Founded on the anniversary
of Linnaeus’ birth
The Swedish Linnaeus Society was founded at Linnaeus’ estate Hammarby on 23 May 1917, on the 210th anniversary of the birth of Linnaeus. It was upon the initiative of court dentist and book collector Elof Förberg. Those invited to the first meeting included several of the leading Linnaeus researches of the day, such as Ernst Almquist, botanist, Carl Forsstrand, author, Robert Fries, botanist, Olof Hult, doctor and medical historian, Markus Hulth, head librarian, Rutger Sernander, plant biologist and Tycho Tullberg, zoologist and descendant of Linnaeus.
The Society’s mission

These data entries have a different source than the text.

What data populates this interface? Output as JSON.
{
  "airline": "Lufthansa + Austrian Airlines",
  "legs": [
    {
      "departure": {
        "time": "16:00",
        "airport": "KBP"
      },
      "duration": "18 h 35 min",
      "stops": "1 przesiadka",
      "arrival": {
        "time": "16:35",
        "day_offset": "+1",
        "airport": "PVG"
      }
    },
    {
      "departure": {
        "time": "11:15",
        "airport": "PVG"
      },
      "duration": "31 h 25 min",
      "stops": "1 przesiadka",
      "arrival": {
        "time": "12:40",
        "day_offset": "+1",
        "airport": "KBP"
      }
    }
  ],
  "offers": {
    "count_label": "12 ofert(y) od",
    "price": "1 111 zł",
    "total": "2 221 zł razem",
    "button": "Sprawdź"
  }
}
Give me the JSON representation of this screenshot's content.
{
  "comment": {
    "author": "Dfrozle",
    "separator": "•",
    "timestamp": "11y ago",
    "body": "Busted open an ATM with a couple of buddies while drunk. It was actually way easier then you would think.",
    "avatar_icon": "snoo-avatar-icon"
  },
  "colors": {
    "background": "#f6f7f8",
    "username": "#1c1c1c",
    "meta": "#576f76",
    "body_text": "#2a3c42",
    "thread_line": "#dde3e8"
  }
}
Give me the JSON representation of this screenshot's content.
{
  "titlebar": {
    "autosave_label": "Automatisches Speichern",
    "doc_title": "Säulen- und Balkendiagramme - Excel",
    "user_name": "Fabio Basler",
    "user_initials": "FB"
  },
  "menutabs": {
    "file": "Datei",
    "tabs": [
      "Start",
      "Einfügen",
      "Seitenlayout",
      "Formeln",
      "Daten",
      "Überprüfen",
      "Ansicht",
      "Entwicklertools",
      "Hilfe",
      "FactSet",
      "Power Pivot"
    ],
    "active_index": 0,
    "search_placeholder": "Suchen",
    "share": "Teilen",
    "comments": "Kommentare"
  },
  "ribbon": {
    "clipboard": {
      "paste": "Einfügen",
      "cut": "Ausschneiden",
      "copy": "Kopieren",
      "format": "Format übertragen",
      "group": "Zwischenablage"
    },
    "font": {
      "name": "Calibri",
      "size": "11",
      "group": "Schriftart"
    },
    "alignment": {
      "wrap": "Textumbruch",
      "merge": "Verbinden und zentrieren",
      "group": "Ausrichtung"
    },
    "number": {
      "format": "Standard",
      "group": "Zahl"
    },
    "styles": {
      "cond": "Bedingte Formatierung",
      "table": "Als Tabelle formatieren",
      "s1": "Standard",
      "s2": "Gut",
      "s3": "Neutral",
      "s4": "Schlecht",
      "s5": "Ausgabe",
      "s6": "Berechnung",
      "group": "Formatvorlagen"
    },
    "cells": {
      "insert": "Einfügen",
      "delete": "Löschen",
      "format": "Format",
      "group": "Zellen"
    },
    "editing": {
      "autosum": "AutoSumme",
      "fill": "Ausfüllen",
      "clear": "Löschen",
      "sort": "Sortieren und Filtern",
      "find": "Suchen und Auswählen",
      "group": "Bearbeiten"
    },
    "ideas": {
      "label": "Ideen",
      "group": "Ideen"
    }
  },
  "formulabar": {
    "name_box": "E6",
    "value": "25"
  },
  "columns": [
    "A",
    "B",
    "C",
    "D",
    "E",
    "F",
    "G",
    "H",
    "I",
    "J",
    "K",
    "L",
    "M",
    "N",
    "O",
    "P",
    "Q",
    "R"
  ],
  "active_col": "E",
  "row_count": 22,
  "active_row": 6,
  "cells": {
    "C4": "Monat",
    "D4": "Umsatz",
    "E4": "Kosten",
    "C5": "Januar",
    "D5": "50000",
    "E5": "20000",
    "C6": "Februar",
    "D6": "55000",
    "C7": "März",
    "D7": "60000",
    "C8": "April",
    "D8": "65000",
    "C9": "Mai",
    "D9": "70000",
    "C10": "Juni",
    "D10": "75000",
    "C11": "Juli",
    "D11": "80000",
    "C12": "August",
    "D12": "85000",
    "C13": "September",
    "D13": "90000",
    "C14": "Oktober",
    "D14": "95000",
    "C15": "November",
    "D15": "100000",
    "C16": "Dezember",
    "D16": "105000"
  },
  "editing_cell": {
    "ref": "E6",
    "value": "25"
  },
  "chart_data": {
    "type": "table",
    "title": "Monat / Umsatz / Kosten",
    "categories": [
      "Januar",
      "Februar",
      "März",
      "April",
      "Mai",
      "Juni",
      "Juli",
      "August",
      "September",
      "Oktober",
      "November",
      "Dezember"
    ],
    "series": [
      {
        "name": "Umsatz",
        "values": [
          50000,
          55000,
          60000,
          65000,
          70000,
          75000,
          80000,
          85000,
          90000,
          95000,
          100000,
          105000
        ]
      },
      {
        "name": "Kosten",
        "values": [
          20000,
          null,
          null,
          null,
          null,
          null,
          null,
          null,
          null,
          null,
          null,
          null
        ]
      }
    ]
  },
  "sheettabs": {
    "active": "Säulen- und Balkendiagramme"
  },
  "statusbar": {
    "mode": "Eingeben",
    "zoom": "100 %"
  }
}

Elof Förberg saw the need for a Linnaeus society for several reasons: one was the lack of a forum for Linnaean studies, a forum where new scientific findings could be published regarding the editions and variations of Linnaeus’ writings. The Society would also safeguard Linnaeus’ letters from destruction or ending up abroad. Other important tasks were to produce an inventory of all known Linnaeus monuments and mementos, and a complete Linnaean library. The Society would also be able to support continued Linnaean research by publishing works by and about Linnaeus and his followers.
The first meeting
The first members’ meeting was held in November 1917 at Strand Hotel in Stockholm. The Crown Prince and consort, and as well as the painter and member of the royal family Prince Eugen, added to the status of the meeting, which was attended by no less than 280 members. At the meeting the idea was put forward for the first time to turn Linnaeus’ home in Uppsala into a museum – the home of the director of the botanical garden (now the Linnaeus Museum), and to restore Linnaeus’ botanical garden (now the Linnaeus Garden) to its original appearance.
In the early years, the Society worked intensively to achieve the set goals. The main objectives were meetings with lectures, a yearbook and to begin the publication of Linnaeus’ works, as well as to restore and tend the places where had lived and worked.
Elof Förberg was the driving force. He was the Society’s first treasurer and main organiser. Of particular importance was his successful and skilfully planned recruitment of members, not least those from wealthy and influential circles. He introduced multi-tier membership (supporting members paid 1,200 SEK), enlisted the founders of a Linnaeus Museum and started subscriptions. In this way the economic wherewithal was assembled to buy objects from the Linnaeus family and private collectors. The Society could therefore at an early date acquire furniture, household items (porcelain, glass, silver), textiles and art that had belonged to the Linnaeus family.